My Buddy: WWII Soldiers & Sailors at Their Most Unguarded
By Out.com Editors
The Second World War forever enshrined those who lived through it as “the greatest generation.” Though veteran-writers like Norman Mailer and James Jones portrayed their comrades as hard-boiled, red-blooded pillars of machismo, My Buddy (Taschen) reveals soldiers and sailors at their most unguarded. Encouraged to form strong homosocial bonds to mitigate the stress of combat, troops would frolic with their “buddies” away from the frontline.
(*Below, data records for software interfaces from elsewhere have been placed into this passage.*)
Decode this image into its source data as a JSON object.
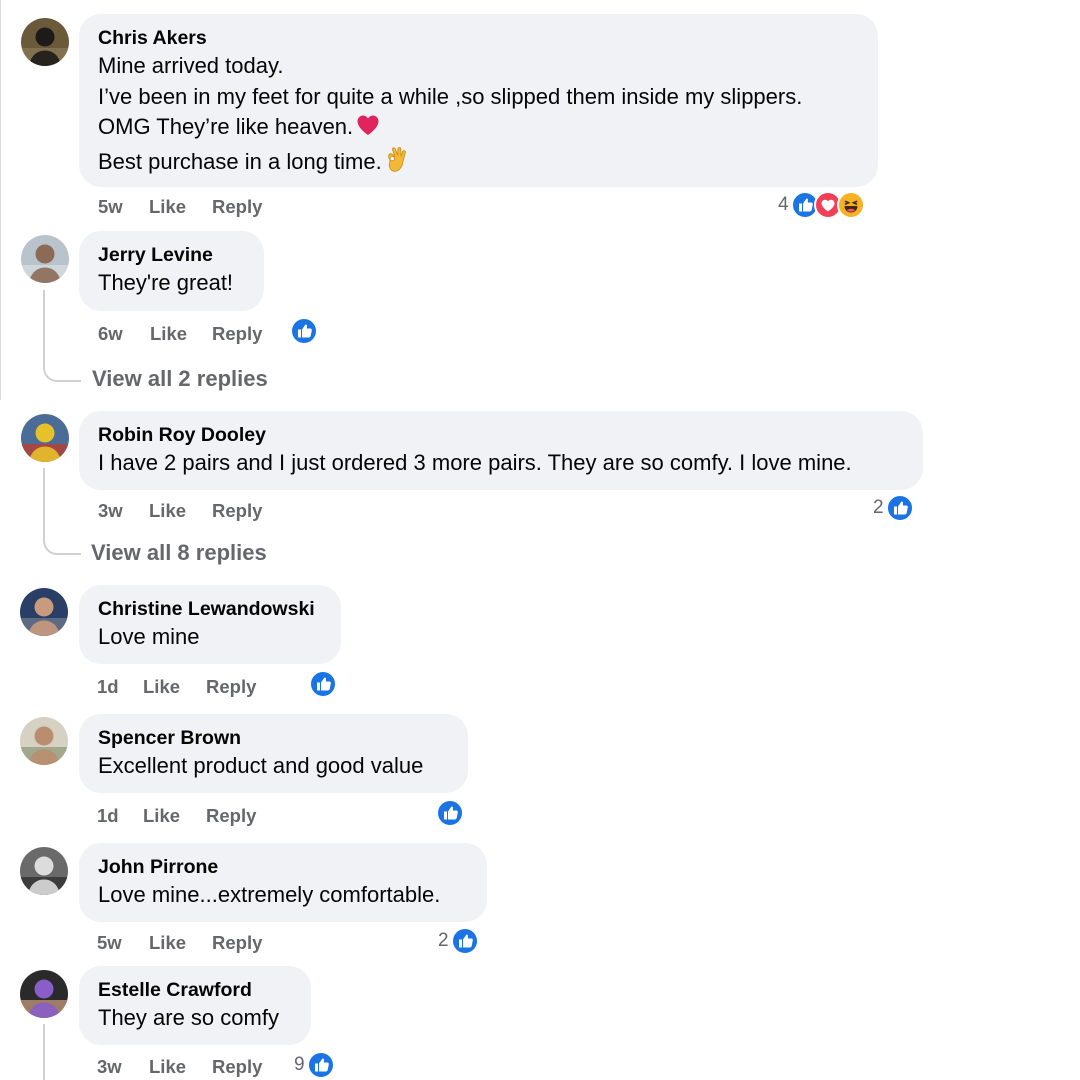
{
  "comments": [
    {
      "author": "Chris Akers",
      "lines": [
        "Mine arrived today.",
        "I’ve been in my feet for quite a while ,so slipped them inside my slippers.",
        "OMG They’re like heaven.",
        "Best purchase in a long time."
      ],
      "line_emoji": [
        "",
        "",
        "red-heart",
        "ok-hand"
      ],
      "time": "5w",
      "like_label": "Like",
      "reply_label": "Reply",
      "reaction_count": "4",
      "reactions": [
        "like",
        "love",
        "haha"
      ]
    },
    {
      "author": "Jerry Levine",
      "lines": [
        "They're great!"
      ],
      "time": "6w",
      "like_label": "Like",
      "reply_label": "Reply",
      "reaction_count": "",
      "reactions": [
        "like"
      ],
      "view_replies": "View all 2 replies"
    },
    {
      "author": "Robin Roy Dooley",
      "lines": [
        "I have 2 pairs and I just ordered 3 more pairs. They are so comfy. I love mine."
      ],
      "time": "3w",
      "like_label": "Like",
      "reply_label": "Reply",
      "reaction_count": "2",
      "reactions": [
        "like"
      ],
      "view_replies": "View all 8 replies"
    },
    {
      "author": "Christine Lewandowski",
      "lines": [
        "Love mine"
      ],
      "time": "1d",
      "like_label": "Like",
      "reply_label": "Reply",
      "reaction_count": "",
      "reactions": [
        "like"
      ]
    },
    {
      "author": "Spencer Brown",
      "lines": [
        "Excellent product and good value"
      ],
      "time": "1d",
      "like_label": "Like",
      "reply_label": "Reply",
      "reaction_count": "",
      "reactions": [
        "like"
      ]
    },
    {
      "author": "John Pirrone",
      "lines": [
        "Love mine...extremely comfortable."
      ],
      "time": "5w",
      "like_label": "Like",
      "reply_label": "Reply",
      "reaction_count": "2",
      "reactions": [
        "like"
      ]
    },
    {
      "author": "Estelle Crawford",
      "lines": [
        "They are so comfy"
      ],
      "time": "3w",
      "like_label": "Like",
      "reply_label": "Reply",
      "reaction_count": "9",
      "reactions": [
        "like"
      ]
    }
  ],
  "colors": {
    "bubble": "#f0f2f5",
    "text": "#050505",
    "secondary": "#65676b",
    "like_blue": "#1b74e4",
    "love_red": "#f33e58",
    "haha_yellow": "#f7b125",
    "heart_red": "#e0245e",
    "thread_line": "#ced0d4"
  }
}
“Between battles they were able to bathe in makeshift showers and in rivers, lakes, and streams; to swim; catch a few rays and just mess around like the kids they recently were,” writes the book’s editor, Dian Hanson. These jaunts often took place in the buff. As former WWII Marine and memoirist Scotty Bowers puts it in My Buddy’s intro, “There 2013 aren’t many of those shy types in the Marines.” Here, an exclusive first peek.